This month’s public bruhaha among Washington Post writers, stemming from a colleague’s retweet of a banal joke, was a sight to behold. One of the most prominent newspapers in the nation became a national headline itself, as “professional” reporters jumped to social media to air dirty laundry and call each other names. Where were the adults in the room? Where indeed.
The dust-up illustrates the progressive playbook. First, take any perceived slight and assume the evilest intent. Then claim it represents some fantastical hyperbole of doom “if not addressed.” Every incident becomes an outrage campaign that makes the participants, who seem perpetually dour and unhappy, insufferable as individuals and ruinously disruptive as employees.
This most recent Washington Post drama was unusual only in how public it became, but it is far from unique in its suffering from a plague of progressive employees whose “woke” zealotry bleeds across the workplace. The “cancel culture” mentality leveraged by progressives against their enemies, including those from its own ranks, has become a paralyzing maelstrom within organizations that employ them.
As one recently resigned executive director of a Leftist organization told The Intercept — “So much energy has been devoted to the internal strife and internal bull____ that it’s had a real impact on the ability for groups to deliver . . . I was spending 90 to 95 percent of my time on internal strife.”
The Intercept paints a picture of what you might imagine if the same people pushing Cancel Culture were all put into a room and then expected to come up with solutions for cultural issues. Navigating a minefield wearing a blindfold would be easier – and lead to better results.
In practical terms, paralyzed by in-fighting, progressive organizations are seeing fewer results in the halls of government in Washington, D.C. even though Democrats hold the reins of power in Congress and the White House.
Even worse than the steep drop-off in effectiveness, is how progressives have also hijacked traditionally liberal organizations and run them straight into the ground with their toxic culture.
Not long ago, the American Civil Liberties Union was an organization that although leftist at heart, still found common ground with the Right; in particular, privacy rights and government surveillance. In fact, for a few years after leaving the Congress in early 2003, I worked with the ACLU on data and privacy issues. Such collaboration seems unattainable in today’s take-no-prisoners environment.
Rather than holding firm on foundational principles and messaging that appealed to civil libertarians on both the Left and Right, the ACLU opted to embrace positions that years before would be seen as violative of their core mission. Looking at the ACLU’s Twitter feed, it is clear the organization has become another standard bearer for progressive rhetoric, indistinguishable from any other run-of-the-mill progressive organization.
While the downfall of progressive organizations is hardly a reason for tears, there are important lessons for today’s conservative movement that could help it avoid a similar fate. Conservatives, whether traditional or MAGA, should remember then-Governor Ronald Reagan’s 1967 speech about the need for cooperation and diversity of ideas within the GOP; and how without this cooperation, ultimate victory is impossible.

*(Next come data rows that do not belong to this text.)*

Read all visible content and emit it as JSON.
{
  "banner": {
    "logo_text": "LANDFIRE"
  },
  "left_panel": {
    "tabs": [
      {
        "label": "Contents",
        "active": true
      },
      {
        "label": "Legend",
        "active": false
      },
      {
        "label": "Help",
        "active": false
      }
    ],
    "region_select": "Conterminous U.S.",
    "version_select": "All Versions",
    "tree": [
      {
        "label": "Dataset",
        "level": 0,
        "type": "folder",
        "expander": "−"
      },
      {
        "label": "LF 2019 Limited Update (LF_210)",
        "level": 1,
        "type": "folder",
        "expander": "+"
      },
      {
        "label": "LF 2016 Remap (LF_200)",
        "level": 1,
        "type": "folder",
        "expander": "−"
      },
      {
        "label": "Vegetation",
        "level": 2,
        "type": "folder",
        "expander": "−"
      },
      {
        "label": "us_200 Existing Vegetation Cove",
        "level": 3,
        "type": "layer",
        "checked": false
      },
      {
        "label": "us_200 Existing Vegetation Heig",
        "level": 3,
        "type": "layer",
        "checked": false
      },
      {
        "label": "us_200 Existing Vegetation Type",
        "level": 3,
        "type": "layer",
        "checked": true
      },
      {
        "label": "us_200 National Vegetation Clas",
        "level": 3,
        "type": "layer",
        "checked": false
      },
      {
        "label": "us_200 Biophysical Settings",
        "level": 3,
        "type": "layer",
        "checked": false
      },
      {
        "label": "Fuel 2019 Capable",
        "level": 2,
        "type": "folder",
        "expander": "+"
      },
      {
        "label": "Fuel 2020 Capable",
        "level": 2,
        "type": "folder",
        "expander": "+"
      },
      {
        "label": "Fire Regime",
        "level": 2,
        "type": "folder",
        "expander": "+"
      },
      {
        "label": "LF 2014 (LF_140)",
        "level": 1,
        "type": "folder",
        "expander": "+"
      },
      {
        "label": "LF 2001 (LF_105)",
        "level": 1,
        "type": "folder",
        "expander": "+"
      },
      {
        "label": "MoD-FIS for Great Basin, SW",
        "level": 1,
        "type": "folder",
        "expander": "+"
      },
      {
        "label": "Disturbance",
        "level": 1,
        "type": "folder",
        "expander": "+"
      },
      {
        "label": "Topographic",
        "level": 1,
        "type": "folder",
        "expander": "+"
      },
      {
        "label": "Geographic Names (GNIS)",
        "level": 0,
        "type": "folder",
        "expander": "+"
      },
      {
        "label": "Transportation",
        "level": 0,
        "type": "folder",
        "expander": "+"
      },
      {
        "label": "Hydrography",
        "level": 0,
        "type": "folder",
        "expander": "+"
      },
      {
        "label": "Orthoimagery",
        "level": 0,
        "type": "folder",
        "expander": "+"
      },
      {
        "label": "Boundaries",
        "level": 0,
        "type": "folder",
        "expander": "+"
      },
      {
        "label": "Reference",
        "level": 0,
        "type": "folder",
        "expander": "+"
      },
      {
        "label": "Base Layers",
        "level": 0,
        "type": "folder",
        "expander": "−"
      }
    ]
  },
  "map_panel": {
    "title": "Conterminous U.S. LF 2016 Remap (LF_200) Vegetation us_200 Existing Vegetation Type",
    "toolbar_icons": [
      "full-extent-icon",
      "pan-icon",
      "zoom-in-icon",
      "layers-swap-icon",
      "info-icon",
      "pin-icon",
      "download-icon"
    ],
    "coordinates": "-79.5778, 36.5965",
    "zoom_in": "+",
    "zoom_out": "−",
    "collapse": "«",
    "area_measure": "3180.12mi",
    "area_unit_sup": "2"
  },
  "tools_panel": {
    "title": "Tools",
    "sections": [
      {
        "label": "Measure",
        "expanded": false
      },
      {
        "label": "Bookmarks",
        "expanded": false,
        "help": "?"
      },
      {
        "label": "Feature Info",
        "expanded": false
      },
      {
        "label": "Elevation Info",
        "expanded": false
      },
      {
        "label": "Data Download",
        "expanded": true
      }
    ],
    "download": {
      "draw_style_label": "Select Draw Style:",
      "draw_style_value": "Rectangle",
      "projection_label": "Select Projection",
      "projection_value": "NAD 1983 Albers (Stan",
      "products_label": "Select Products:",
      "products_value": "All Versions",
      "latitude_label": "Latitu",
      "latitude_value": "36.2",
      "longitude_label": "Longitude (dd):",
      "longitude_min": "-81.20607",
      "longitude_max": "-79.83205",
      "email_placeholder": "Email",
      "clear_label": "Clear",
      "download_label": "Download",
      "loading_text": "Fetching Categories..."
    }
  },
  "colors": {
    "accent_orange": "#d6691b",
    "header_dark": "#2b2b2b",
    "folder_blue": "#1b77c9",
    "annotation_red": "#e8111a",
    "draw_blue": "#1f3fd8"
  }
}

“There is room in our tent for many views,” Reagan said. “It is the duty and responsibility of the volunteer Republican organizations, not to further divide, but to lead the way to unity.”
Infighting among the Left has provided an incredible opportunity for Republican victories in 2022 and 2024, but only if there is cooperation – even if not unanimous agreement – in Republicans helping to elect Republican candidates. As Reagan warned, we must resist the urge to “tear down, or attempt to destroy, others in the tent.” Primaries can be contentious but undermining the victor after the elections is a surefire way to give Democrats the perfect opportunity to close the gap created by their own internal discord.
Progressives have failed to provide an example of how to win, but they certainly have given us an example of how to lose. If Republicans want to maximize the advantage of this opportunity for years to come, the Party must learn how to bring all sides under the tent and understand the strength of the GOP comes not from making it a homogeneous ideological party like progressives are trying to do with the Left, but rather finding common ground among our different ideas and philosophies and building a lasting coalition thereon.